Like most of the MB’s leadership, Badi is a veteran of repeated terms in Egypt’s prisons, but he believes that the detentions of the movement’s leaders gives the group credibility among the Egyptian masses and provided an opportunity to reflect on the correct course for Egypt: “While we were in prison we were thinking of what is in Egypt’s interest, like Prophet Joseph who entered jail on a false charge but despite this kept thinking about how to save Egypt.”

Last month Dr Muhammad Sa’d al-Katatni, the secretary general of the FJP met with an official from a U.S. national security organization and the First Secretary of the U.S. Embassy in Cairo at the FJP headquarters in Cairo (Bikya Masr [Cairo], October 6). Shortly thereafter, a delegation of assistants to U.S. House representatives met with MB Secretary General Dr. Mahmud Husayn and movement spokesman Dr. Mahmud Ghazlan on October 18.

In an interview with a pan-Arab news agency, al-Katatni downplayed the significance of the unprecedented dialogue with official American representatives: “The United States has interests in the region, and if observers see that the FJP is close to power, then it is natural that the Americans should hasten to initiate dialogue with it to know its inclinations. This falls also within diplomatic norms and not only within reconciliation” (, October 3).

According to MB spokesman Dr. Ghazlan, the MB leaders assured the Americans that the movement had set a ceiling of acquiring only a third of available parliamentary seats and would not run a candidate for president “because the Brotherhood was used as a scarecrow in the past,” adding that the Americans’ understanding of Islam “included frivolities, distortions and misconceptions.

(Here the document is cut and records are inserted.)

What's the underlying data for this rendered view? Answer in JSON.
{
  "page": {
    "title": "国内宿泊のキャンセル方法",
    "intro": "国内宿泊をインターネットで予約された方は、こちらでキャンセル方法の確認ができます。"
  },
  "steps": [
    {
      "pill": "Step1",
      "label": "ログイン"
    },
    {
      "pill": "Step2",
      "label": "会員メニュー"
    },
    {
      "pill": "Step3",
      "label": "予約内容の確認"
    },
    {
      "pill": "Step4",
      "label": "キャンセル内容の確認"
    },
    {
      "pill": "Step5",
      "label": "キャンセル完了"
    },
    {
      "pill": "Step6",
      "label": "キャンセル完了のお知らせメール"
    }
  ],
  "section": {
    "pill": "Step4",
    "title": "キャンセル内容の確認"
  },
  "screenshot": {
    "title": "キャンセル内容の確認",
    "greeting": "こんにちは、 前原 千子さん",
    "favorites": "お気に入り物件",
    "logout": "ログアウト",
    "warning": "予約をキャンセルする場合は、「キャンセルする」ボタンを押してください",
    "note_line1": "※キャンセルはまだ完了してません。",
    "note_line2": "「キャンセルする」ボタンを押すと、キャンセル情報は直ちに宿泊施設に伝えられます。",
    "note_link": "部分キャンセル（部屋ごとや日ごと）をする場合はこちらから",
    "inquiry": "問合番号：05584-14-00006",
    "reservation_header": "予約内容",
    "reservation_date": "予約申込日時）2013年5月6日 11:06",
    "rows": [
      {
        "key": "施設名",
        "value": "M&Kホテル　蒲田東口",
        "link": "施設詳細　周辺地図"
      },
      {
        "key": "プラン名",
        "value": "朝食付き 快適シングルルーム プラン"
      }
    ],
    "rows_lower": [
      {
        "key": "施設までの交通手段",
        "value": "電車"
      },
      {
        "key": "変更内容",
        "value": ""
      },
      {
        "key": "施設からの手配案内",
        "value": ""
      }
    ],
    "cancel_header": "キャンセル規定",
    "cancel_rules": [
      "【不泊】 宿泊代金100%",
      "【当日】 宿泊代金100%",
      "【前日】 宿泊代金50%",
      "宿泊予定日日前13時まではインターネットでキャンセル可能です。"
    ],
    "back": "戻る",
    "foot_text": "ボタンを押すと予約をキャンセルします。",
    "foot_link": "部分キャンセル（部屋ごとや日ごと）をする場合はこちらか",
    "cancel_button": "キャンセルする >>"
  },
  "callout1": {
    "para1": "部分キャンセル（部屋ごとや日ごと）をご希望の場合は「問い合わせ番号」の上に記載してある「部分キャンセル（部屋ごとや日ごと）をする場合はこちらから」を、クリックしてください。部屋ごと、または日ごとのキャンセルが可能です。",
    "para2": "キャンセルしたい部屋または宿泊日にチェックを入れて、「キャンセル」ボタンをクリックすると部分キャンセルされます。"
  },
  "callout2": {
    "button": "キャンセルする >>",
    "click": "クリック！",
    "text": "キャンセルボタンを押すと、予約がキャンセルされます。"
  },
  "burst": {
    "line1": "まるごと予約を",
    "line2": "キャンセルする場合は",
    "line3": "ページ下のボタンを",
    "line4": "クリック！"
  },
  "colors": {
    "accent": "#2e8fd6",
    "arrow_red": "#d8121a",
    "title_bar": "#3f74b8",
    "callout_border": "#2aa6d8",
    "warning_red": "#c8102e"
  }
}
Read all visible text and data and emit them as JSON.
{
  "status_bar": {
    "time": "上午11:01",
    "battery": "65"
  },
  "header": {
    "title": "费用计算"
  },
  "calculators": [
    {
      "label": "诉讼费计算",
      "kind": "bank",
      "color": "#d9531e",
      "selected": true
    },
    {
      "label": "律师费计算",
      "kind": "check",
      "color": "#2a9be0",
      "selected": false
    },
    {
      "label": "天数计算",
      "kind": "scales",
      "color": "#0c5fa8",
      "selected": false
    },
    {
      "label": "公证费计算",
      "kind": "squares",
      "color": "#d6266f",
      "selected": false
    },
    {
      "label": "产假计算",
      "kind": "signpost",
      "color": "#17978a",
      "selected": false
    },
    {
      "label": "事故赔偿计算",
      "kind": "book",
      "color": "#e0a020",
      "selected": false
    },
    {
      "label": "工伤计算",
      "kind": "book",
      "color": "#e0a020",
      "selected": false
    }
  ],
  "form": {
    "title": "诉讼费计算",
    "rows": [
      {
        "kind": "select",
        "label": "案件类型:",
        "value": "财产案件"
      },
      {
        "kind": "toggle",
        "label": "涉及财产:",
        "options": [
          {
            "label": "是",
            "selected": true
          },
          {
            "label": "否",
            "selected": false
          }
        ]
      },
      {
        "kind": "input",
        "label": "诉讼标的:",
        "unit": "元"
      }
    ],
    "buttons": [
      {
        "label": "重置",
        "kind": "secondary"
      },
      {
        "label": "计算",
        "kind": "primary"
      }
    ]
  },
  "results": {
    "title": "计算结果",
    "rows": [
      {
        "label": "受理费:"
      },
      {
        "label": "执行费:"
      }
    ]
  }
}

We explained to them the status of non-Muslims in the Islamic State and that they have the freedom of belief and worship and to apply the rules of their religion in dealings and to perform their rites in full freedom" (al-Hayat, October 21).